Standing at 6’5’’ and 250 lbs., this Idaho native left all of his fucks in the womb. His name is David B. Bleak. Enlisting in 1950, Bleak joined the Army and became a medic attached to the 223IR/40thID and soon after he found himself in the midst of the Korean War.
On June 14, 1952, Sgt. Bleak volunteered for a prisoner snatch mission along with 20 other soldiers. As they ventured towards an enemy hill, the patrol was ambushed and the lead element of the patrol was hit. Bleak ran from the rear and began treating the wounded. In the meantime, enemy soldiers inside of a trench nearby opened fire and wounded another American.
Bleak simply rushed the trench and dove into it, tackling one Chinese soldier and, with only his hands, broke the soldier’s neck. He was then confronted by a second soldier, whom he also grabbed by the neck and crushed his windpipe. A third Chinese soldier then approached, and in the ensuing scuffle, Bleak used his combat knife to kill him.

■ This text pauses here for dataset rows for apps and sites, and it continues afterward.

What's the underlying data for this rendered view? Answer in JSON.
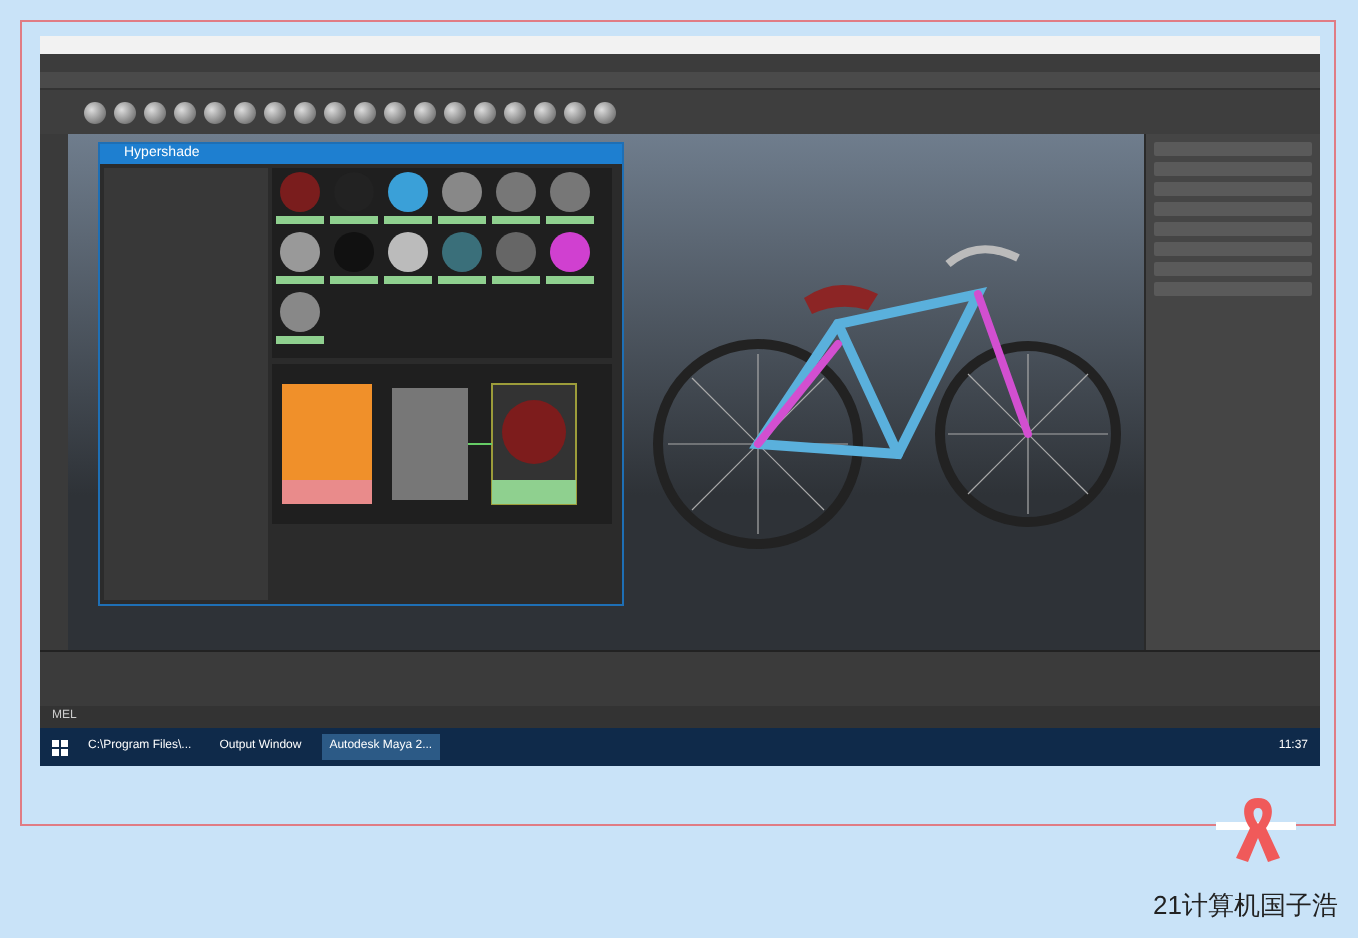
{
  "screenshot": {
    "hypershade": {
      "title": "Hypershade"
    },
    "command_line": {
      "label": "MEL"
    },
    "taskbar": {
      "items": [
        {
          "label": "C:\\Program Files\\...",
          "selected": false
        },
        {
          "label": "Output Window",
          "selected": false
        },
        {
          "label": "Autodesk Maya 2...",
          "selected": true
        }
      ],
      "time": "11:37"
    }
  },
  "caption": "21计算机国子浩"
}
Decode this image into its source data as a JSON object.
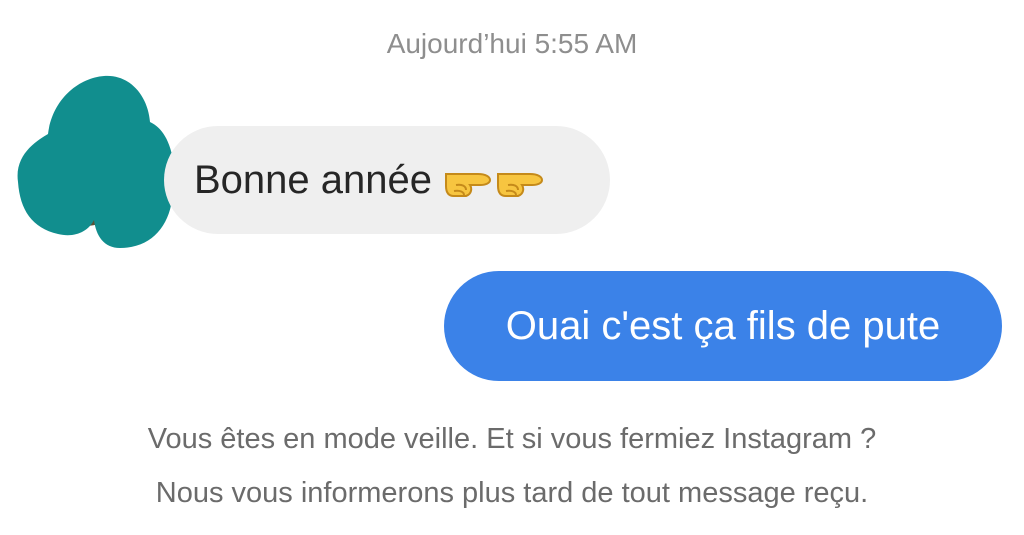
{
  "thread": {
    "timestamp": "Aujourd’hui 5:55 AM",
    "incoming_message": {
      "text": "Bonne année",
      "emoji": [
        "backhand-index-pointing-right",
        "backhand-index-pointing-right"
      ]
    },
    "outgoing_message": {
      "text": "Ouai c'est ça fils de pute"
    },
    "notice": {
      "line1": "Vous êtes en mode veille. Et si vous fermiez Instagram ?",
      "line2": "Nous vous informerons plus tard de tout message reçu."
    }
  },
  "colors": {
    "background": "#ffffff",
    "incoming_bubble": "#efefef",
    "outgoing_bubble": "#3b82e8",
    "avatar_scribble": "#118e8e",
    "muted_text": "#8e8e8e"
  }
}
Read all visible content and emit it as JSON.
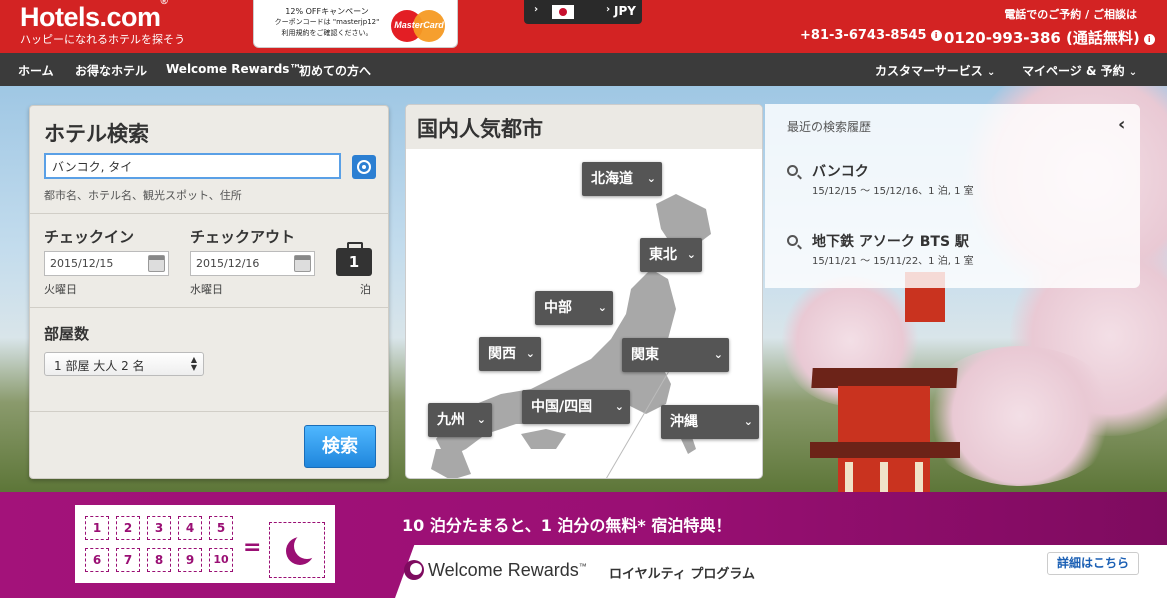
{
  "header": {
    "logo_text": "Hotels.com",
    "logo_mark": "®",
    "tagline": "ハッピーになれるホテルを探そう",
    "promo": {
      "line1": "12% OFFキャンペーン",
      "line2": "クーポンコードは \"masterjp12\"",
      "line3": "利用規約をご確認ください。",
      "card_brand": "MasterCard"
    },
    "currency": {
      "flag_icon": "japan-flag-icon",
      "code": "JPY"
    },
    "contact_label": "電話でのご予約 / ご相談は",
    "phone_intl": "+81-3-6743-8545",
    "phone_free": "0120-993-386 (通話無料)",
    "info_glyph": "i"
  },
  "nav": {
    "items": [
      "ホーム",
      "お得なホテル",
      "Welcome Rewards™",
      "初めての方へ"
    ],
    "right": [
      "カスタマーサービス",
      "マイページ & 予約"
    ]
  },
  "search": {
    "title": "ホテル検索",
    "destination_value": "バンコク, タイ",
    "destination_hint": "都市名、ホテル名、観光スポット、住所",
    "checkin_label": "チェックイン",
    "checkout_label": "チェックアウト",
    "checkin_value": "2015/12/15",
    "checkout_value": "2015/12/16",
    "checkin_weekday": "火曜日",
    "checkout_weekday": "水曜日",
    "nights": "1",
    "nights_label": "泊",
    "rooms_label": "部屋数",
    "rooms_value": "1 部屋 大人 2 名",
    "search_button": "検索"
  },
  "map": {
    "title": "国内人気都市",
    "regions": [
      "北海道",
      "東北",
      "中部",
      "関西",
      "関東",
      "九州",
      "中国/四国",
      "沖縄"
    ]
  },
  "history": {
    "title": "最近の検索履歴",
    "items": [
      {
        "name": "バンコク",
        "dates": "15/12/15 〜 15/12/16、1 泊, 1 室"
      },
      {
        "name": "地下鉄 アソーク BTS 駅",
        "dates": "15/11/21 〜 15/11/22、1 泊, 1 室"
      }
    ]
  },
  "rewards": {
    "stamps": [
      "1",
      "2",
      "3",
      "4",
      "5",
      "6",
      "7",
      "8",
      "9",
      "10"
    ],
    "equals": "=",
    "headline": "10 泊分たまると、1 泊分の無料* 宿泊特典！",
    "brand": "Welcome Rewards",
    "program": "ロイヤルティ プログラム",
    "details_button": "詳細はこちら"
  },
  "colors": {
    "header_red": "#d32323",
    "nav_dark": "#3b3b3b",
    "rewards_purple": "#9a0f74",
    "search_blue": "#1f86dc"
  }
}
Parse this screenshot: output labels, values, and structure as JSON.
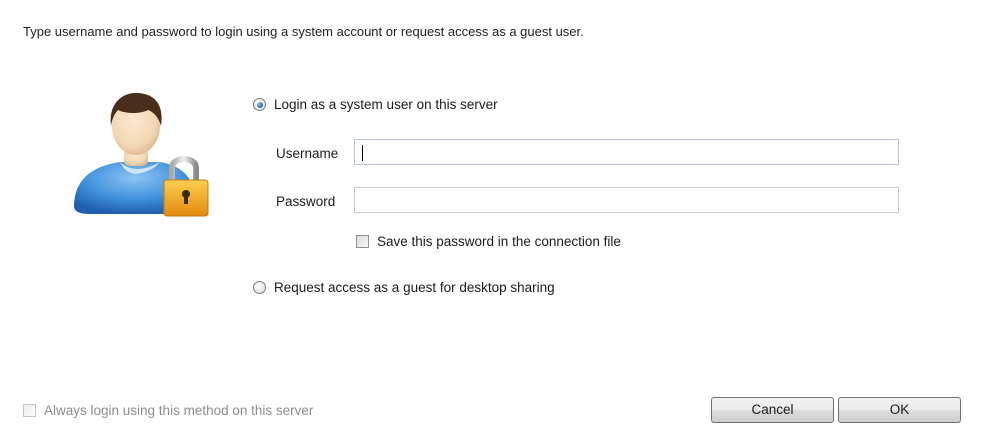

The Sgt. then returned to the patrol like it was no big deal and attempted to treat more wounded members, but soon thereafter a Chinese hand grenade bounced off of the helmet of the soldier standing next to him and landed nearby. Bleak tackled the soldier over and covered him with his larger frame to protect him from the grenade.
The patrol then continued on its mission, and was successful in capturing several Chinese prisoners. On their way back, they were ambushed again by another group of Chinese hidden in a trench with an automatic weapon. Three of the other soldiers were wounded in the attack, and as Bleak attempted to run to them, he was hit in the leg. In spite of the enemy fire and his own injury, Bleak picked up a wounded soldier and began to carry him down the hill. He was then confronted by two more Chinese. Putting down the wounded soldier, Bleak charged them and smashed their heads together with such force that he fractured both of their skulls.
Eventually, all 20 men of the patrol returned to the UN lines, even though a third of them were wounded.
For his actions, Sgt. Bleak was awarded the Medal of Honor.
Hat Tip John D. F.